Flying a drone in Nsanje: my first emergency deployment

One of the first things I learnt about Malawi right after arriving in this beautiful country was that it prone to floods and drought. In the first week of March, heavy rains fell across much of the country. It was bad enough where I live in Lilongwe, in the central region, but then reports started coming in from the south, saying that vast areas along the Shire river had been flooded, leaving thousands of people without a home.

Life in the community

Rural and semi-urban areas tend to be disadvantaged when compared to their urban counterparts. Poor sanitation, poor hygiene, school dropout rates, and poverty in general, are greater. A 2003 study, Urban-Rural Inequality in Living Standards in Africa, found that living standards in rural communities lag behind urban communities. The study found many more boys go to school than girls. Unfortunately, young girls are married off or remain at home to perform on household chores.

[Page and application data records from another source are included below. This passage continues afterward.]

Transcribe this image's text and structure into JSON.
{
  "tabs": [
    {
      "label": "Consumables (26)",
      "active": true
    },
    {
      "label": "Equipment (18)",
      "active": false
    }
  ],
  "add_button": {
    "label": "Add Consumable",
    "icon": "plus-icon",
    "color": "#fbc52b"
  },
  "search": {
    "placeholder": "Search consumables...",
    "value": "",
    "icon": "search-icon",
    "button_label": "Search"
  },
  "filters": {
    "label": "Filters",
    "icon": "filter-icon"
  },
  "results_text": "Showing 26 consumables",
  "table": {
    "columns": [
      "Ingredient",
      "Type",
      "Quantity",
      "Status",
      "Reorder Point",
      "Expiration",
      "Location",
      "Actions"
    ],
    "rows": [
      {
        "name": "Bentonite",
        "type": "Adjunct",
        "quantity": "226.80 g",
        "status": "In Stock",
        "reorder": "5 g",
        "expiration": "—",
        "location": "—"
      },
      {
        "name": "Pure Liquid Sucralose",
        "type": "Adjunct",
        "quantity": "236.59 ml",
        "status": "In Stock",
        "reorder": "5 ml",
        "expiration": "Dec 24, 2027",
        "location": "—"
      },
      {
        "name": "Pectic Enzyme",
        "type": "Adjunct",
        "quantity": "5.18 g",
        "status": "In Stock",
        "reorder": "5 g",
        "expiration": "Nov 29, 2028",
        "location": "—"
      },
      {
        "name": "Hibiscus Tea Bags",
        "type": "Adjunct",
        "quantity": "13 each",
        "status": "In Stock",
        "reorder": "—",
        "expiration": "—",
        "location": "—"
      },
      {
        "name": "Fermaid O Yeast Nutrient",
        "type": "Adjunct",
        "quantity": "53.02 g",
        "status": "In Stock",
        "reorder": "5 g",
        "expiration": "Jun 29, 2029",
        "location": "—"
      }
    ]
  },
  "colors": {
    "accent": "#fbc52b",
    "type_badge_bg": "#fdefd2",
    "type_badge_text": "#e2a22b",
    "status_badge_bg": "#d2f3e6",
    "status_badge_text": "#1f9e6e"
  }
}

Tracking the source of cholera

The day began as usual. I woke up at 6:30 am to get ready for work. An hour or so later, I arrived in Area 24 to join my colleagues, and try to stop the spread of cholera in the area.

Area 24 is a crowded township located on the boundary between Malawi’s capital city, Lilongwe, and the surrounding rural district.

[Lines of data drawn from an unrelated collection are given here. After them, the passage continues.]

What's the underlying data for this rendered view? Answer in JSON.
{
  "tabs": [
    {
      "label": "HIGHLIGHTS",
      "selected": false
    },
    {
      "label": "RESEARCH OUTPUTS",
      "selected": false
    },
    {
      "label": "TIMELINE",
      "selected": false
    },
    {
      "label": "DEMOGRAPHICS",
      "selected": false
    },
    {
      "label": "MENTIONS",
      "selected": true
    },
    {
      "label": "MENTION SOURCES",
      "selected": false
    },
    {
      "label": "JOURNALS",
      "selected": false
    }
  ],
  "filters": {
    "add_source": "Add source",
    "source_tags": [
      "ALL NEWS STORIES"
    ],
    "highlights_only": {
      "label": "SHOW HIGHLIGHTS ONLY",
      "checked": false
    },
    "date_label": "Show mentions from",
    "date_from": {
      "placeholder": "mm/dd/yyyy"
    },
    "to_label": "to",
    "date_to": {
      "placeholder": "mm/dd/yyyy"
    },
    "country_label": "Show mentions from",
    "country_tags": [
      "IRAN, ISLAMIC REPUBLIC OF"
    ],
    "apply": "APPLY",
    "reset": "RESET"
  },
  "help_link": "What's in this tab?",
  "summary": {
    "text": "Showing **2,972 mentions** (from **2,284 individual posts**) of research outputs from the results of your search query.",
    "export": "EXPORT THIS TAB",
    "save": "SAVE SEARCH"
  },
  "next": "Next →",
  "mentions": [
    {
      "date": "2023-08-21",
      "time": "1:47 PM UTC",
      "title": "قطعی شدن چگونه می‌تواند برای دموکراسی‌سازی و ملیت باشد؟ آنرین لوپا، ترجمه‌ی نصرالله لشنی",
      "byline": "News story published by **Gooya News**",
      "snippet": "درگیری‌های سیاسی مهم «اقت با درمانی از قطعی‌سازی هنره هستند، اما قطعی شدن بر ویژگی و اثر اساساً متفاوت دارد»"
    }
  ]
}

Our task for the day was simple: to locate, photograph and mark on a Google map all the nearby sanitation and hygiene facilities including toilets, water points and dumpsites.

Drones vs mosquitos: using high and low-tech to fight malaria

In the middle of a muddy field next to a reservoir in Kasungu District, a team of scientists are hard at work. Boxes of equipment lie scattered around a patch of dry ground, where Lancaster University’s Michelle Stanton programmes an automated drone flight into a laptop perched on a metal box. With a high-pitched whirr of rotor blades, the drone takes off and starts following the shoreline, taking photos as it goes.